Posts from 2012 and 2013 emerged on Wednesday as seamer Robinson, 27, was making his Test debut against New Zealand at Lord’s.
He later said he was “ashamed”.
“It’s clearly something that might need to be looked at so that a day like yesterday doesn’t happen,” said Thorpe.
Sussex’s Robinson posted the tweets when he was aged 18 and 19.
He took two wickets on the opening day of the first Test, issuing an apology at the close of play by saying: “I want to make it clear that I’m not racist and I’m not sexist.
“I deeply regret my actions, and I am ashamed of making such remarks.”
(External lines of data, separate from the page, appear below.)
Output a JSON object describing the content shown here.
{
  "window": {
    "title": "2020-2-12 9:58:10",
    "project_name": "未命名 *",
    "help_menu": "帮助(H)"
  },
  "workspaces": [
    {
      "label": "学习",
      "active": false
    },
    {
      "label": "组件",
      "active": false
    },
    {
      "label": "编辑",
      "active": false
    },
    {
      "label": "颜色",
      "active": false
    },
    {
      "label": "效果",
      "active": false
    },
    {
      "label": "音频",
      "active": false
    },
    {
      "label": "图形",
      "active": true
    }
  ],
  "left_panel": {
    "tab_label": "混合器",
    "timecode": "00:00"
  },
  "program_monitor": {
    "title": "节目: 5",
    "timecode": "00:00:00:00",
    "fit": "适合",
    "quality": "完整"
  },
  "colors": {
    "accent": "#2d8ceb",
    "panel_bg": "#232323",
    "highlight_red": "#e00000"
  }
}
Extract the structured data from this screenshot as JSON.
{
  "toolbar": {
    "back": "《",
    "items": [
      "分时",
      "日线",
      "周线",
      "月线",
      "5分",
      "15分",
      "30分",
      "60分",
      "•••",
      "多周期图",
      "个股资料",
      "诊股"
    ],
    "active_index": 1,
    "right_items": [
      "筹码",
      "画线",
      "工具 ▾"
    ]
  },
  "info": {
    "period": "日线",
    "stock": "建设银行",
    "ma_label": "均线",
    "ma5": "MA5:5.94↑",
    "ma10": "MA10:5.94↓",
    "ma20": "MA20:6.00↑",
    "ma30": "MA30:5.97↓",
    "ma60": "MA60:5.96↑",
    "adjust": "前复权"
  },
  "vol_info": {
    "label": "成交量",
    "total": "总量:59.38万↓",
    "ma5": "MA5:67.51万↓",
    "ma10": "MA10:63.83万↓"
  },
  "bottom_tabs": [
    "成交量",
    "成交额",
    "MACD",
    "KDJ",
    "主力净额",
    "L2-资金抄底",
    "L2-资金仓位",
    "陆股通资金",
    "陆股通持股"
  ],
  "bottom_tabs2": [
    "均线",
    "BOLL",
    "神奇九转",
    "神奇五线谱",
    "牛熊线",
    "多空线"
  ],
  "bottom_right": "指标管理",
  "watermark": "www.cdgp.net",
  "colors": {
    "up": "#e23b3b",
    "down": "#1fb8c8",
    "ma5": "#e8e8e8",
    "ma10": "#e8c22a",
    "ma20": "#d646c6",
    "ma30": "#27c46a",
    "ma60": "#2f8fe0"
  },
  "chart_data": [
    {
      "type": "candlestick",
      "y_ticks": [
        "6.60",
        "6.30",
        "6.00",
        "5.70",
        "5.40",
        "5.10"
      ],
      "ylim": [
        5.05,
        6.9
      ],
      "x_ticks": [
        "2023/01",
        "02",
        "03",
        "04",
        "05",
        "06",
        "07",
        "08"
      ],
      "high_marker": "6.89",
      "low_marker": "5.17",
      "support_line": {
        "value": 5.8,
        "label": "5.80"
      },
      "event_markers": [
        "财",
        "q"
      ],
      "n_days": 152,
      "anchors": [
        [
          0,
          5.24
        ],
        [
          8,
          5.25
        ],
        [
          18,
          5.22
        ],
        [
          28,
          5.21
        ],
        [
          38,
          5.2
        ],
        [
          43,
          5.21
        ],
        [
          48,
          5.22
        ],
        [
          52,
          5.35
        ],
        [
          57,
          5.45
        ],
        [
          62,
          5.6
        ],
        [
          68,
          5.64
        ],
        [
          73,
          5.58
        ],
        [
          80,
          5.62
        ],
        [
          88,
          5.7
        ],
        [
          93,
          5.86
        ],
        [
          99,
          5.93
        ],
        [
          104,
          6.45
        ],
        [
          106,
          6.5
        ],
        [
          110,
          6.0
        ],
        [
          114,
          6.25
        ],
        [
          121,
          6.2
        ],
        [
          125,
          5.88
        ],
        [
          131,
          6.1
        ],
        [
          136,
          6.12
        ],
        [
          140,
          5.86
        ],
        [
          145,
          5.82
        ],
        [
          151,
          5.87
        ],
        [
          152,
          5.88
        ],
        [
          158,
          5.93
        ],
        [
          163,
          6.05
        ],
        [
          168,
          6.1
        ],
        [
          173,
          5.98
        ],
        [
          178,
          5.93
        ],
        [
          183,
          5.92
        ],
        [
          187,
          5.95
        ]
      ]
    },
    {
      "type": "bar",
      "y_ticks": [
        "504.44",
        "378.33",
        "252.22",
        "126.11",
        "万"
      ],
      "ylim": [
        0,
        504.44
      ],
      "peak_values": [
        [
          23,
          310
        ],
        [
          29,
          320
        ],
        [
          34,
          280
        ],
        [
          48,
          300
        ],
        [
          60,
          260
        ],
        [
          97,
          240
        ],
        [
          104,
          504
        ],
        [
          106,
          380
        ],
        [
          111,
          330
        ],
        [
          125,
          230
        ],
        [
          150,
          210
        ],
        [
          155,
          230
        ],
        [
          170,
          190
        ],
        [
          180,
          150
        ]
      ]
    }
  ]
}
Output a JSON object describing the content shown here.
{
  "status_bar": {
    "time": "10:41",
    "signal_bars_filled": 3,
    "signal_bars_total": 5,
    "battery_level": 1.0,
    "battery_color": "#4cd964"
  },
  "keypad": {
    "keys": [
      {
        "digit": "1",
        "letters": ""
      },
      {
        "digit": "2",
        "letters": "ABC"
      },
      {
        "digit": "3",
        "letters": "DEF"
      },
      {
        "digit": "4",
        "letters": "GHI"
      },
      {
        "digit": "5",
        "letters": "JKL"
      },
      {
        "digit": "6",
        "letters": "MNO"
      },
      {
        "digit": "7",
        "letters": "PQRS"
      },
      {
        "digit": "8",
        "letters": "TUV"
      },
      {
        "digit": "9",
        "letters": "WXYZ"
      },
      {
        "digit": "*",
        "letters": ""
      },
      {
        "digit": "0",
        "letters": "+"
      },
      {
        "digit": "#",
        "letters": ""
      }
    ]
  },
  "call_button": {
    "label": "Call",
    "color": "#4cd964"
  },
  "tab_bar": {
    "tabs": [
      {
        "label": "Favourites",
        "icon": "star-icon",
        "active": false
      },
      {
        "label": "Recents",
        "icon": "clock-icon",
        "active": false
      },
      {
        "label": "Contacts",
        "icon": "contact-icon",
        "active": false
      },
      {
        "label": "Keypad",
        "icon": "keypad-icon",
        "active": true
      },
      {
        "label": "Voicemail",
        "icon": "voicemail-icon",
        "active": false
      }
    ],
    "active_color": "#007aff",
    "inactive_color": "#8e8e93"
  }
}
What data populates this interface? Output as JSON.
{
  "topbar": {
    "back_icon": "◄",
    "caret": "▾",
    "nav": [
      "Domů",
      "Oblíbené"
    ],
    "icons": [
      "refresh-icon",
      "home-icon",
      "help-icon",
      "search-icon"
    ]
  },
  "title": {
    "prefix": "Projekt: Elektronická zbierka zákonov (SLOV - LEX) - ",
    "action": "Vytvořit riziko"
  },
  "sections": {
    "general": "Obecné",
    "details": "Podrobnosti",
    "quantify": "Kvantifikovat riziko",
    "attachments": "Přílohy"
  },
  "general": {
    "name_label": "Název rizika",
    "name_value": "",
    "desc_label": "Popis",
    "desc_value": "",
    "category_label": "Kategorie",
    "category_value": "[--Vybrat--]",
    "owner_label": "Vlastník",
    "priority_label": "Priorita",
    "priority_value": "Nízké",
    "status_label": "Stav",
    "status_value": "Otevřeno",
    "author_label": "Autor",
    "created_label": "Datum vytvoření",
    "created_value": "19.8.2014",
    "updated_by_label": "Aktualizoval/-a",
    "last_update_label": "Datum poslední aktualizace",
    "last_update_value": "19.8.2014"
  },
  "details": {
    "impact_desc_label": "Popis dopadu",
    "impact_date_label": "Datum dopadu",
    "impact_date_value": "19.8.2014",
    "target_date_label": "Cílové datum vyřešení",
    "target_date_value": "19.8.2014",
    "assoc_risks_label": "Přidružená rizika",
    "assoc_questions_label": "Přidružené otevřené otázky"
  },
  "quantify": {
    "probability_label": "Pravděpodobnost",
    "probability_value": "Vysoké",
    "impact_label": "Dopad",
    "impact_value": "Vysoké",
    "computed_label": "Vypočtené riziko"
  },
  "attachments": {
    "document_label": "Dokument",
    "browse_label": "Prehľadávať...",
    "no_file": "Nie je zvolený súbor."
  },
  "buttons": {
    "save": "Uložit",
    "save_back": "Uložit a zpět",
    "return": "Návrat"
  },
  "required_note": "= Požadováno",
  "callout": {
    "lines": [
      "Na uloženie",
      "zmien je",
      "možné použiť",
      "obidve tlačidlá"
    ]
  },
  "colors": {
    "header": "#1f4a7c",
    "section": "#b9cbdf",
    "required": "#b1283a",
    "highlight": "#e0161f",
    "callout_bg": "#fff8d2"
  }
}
Thorpe, who played 100 Tests for England, said Robinson also apologised to the team.
“In our dressing room we had to support him,” said Thorpe.
“It was a tough day for him yesterday. He had to say sorry to the dressing room and sorry to the world. From that perspective it was very hard for him, but he knows he’s made a mistake.”
Robinson returned on Thursday to take two more wickets – ending with 4-75 – and a catch.
Mark Wood claimed 3-81 as England bowled New Zealand out for 378 before closing on 111-2.
“For whatever he has done, it’s still not easy to go back out and perform,” said Thorpe.
“He showed good character and he had to be resilient. We were really pleased. His level of performance was exceptional.”
The England and Wales Cricket Board is investigating Robinson’s actions.
Despite the controversy that has overshadowed his debut, former England captain Michael Vaughan says Robinson has a future in international cricket.
“I don’t think it’s the last we will see of Ollie Robinson,” Vaughan told BBC Test Match Special.
“Yes, he’s made a big, big mistake. He’s apologised in front of the team and read out a statement on television.
“He was under a huge amount of pressure. In terms of the way he reacted, under that spotlight, it shows that he’s got a bit about him.”